submitted. For information on submitting CBI, see the Confidential 
Business Information section.
    DOE processes submissions made through http://www.regulations.gov 
before posting. Normally, comments will be posted within a few days of 
being submitted. However, if large volumes of comments are being 
processed simultaneously, your comment may not be viewable for up to 
several weeks. Please keep the comment tracking number that http://www.regulations.gov provides after you have successfully uploaded your 
comment.
    Submitting comments via email. Comments and documents submitted via 
email also will be posted to http://www.regulations.gov. If you do not 
want your personal contact information to be publicly viewable, do not 
include it in your comment or any accompanying documents. Instead, 
provide your contact information in a cover letter. Include your first 
and last names, email address, telephone number, and optional mailing 
address. The cover letter will not be publicly viewable as long as it 
does not include any comments.
    Include contact information each time you submit comments, data, 
documents, and other information to DOE. Telefacsimiles (faxes) will 
not be accepted.
    Comments, data, and other information submitted to DOE 
electronically should be provided in PDF (preferred), Microsoft Word or 
Excel, WordPerfect, or text (ASCII) file format. Provide documents that 
are not secured, written in English, and free of any defects or 
viruses. Documents should not contain special characters or any form of 
encryption and, if possible, they should carry the electronic signature 
of the author.
    Campaign form letters. Please submit campaign form letters by the 
originating organization in batches of between 50 to 500 form letters 
per PDF or as one form letter with a list of supporters' names compiled 
into one or more PDFs. This reduces comment processing and posting 
time.
    Confidential Business Information. Pursuant to 10 CFR 1004.11, any 
person submitting information that he or she believes to be 
confidential and exempt by law from public disclosure should submit via 
email two well-marked copies: One copy of the document marked 
``confidential'' including all the information believed to be 
confidential, and one copy of the document marked ``non-confidential'' 
with the information believed to be confidential deleted. DOE will make 
its own determination about the confidential status of the information 
and treat it according to its determination.
    It is DOE's policy that all comments may be included in the public 
docket, without change and as received, including any personal 
information provided in the comments (except information deemed to be 
exempt from public disclosure).
    DOE considers public participation to be a very important part of 
the process for developing test procedures and energy conservation 
standards. DOE actively encourages the participation and interaction of 
the public during the comment period in each stage of this process. 
Interactions with and between members of the public provide a balanced 
discussion of the issues and assist DOE in the process. Anyone who 
wishes to be added to the DOE mailing list to receive future notices 
and information about this process should contact Appliance and 
Equipment Standards Program staff at (202) 287-1445 or via email at 
[email protected].

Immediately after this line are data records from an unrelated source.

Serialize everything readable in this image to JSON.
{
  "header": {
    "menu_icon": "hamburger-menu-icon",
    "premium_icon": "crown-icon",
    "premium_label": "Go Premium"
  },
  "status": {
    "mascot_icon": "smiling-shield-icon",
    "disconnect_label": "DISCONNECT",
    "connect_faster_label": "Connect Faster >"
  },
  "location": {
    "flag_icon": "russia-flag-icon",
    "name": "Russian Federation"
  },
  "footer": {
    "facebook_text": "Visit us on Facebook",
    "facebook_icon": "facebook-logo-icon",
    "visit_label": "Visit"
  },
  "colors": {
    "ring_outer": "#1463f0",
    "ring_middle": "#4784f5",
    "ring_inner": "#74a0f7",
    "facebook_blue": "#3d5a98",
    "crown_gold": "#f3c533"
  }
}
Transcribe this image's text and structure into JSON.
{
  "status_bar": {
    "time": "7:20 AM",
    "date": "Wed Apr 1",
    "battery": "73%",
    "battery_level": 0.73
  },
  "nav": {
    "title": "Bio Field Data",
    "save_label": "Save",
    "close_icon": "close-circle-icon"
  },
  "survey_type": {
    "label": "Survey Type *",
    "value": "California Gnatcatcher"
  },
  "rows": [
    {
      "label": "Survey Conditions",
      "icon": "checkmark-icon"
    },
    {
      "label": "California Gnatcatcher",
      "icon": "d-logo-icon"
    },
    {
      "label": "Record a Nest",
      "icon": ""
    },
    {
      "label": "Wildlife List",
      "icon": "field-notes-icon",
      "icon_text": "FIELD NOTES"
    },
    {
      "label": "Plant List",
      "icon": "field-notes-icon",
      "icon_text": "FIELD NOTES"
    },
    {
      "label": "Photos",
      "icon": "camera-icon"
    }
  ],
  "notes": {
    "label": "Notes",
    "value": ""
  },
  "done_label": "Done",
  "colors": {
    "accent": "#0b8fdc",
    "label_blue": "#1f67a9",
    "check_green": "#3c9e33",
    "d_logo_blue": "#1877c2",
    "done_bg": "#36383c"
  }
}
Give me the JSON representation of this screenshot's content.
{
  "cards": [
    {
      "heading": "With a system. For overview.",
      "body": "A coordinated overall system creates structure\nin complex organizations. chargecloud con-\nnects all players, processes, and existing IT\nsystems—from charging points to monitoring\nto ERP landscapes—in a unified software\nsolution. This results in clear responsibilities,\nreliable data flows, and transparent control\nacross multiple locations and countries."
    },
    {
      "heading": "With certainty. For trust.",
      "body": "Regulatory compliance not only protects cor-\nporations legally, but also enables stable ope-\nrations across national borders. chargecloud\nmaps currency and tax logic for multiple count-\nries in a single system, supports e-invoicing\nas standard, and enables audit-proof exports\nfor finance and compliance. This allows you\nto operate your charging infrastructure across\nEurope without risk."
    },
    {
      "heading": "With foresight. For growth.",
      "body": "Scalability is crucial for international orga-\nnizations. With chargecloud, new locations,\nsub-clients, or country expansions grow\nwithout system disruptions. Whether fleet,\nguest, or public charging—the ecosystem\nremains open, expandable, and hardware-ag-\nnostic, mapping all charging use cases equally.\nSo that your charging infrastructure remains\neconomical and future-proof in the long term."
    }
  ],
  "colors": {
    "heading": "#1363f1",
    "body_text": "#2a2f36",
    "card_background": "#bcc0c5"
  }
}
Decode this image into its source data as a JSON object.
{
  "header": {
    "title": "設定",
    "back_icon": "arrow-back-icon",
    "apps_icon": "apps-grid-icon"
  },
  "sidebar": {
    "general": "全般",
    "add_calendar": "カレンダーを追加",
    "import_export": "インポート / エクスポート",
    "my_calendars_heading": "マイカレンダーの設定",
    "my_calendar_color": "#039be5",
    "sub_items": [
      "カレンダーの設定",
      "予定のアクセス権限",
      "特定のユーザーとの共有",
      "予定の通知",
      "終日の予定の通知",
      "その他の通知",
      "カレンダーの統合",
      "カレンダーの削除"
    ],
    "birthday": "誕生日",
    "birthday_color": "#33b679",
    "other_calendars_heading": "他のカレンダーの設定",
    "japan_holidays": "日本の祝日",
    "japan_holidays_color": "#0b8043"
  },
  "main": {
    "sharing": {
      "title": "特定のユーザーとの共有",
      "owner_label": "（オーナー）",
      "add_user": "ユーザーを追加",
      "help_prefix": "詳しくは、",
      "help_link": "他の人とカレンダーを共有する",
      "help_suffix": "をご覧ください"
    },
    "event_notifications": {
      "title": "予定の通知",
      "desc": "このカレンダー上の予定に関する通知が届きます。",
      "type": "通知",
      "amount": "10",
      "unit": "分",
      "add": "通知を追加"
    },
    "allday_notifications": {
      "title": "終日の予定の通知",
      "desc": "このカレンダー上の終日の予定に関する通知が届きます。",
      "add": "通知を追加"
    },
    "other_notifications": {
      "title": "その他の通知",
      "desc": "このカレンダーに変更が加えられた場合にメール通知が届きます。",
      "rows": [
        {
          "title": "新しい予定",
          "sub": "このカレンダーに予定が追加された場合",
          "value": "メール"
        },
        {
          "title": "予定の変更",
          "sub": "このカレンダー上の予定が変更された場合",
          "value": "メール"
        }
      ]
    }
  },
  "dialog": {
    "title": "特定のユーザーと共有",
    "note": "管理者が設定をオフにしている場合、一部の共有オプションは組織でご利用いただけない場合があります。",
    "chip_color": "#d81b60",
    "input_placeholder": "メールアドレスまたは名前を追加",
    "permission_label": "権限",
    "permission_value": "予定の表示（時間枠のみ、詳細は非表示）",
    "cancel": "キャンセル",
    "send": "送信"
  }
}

Signing Authority

    This document of the Department of Energy was signed on March 18, 
2021, by Kelly Speakes-Backman, Principal Deputy Assistant Secretary 
and Acting Assistant Secretary for Energy Efficiency and Renewable 
Energy, pursuant to delegated authority from the Secretary of Energy. 
That document with the original signature and date is maintained by 
DOE. For administrative purposes only, and in compliance with 
requirements of the Office of the Federal Register, the undersigned DOE 
Federal Register Liaison Officer has been authorized to sign and submit 
the document in electronic format for publication, as an official 
document of the Department of Energy. This administrative process in no 
way alters the legal effect of this document upon publication in the 
Federal Register.


[[Page 15810]]


    Signed in Washington, DC, on March 19, 2021.
Treena V. Garrett,
Federal Register Liaison Officer, U.S. Department of Energy.
[FR Doc. 2021-06071 Filed 3-24-21; 8:45 am]
BILLING CODE 6450-01-P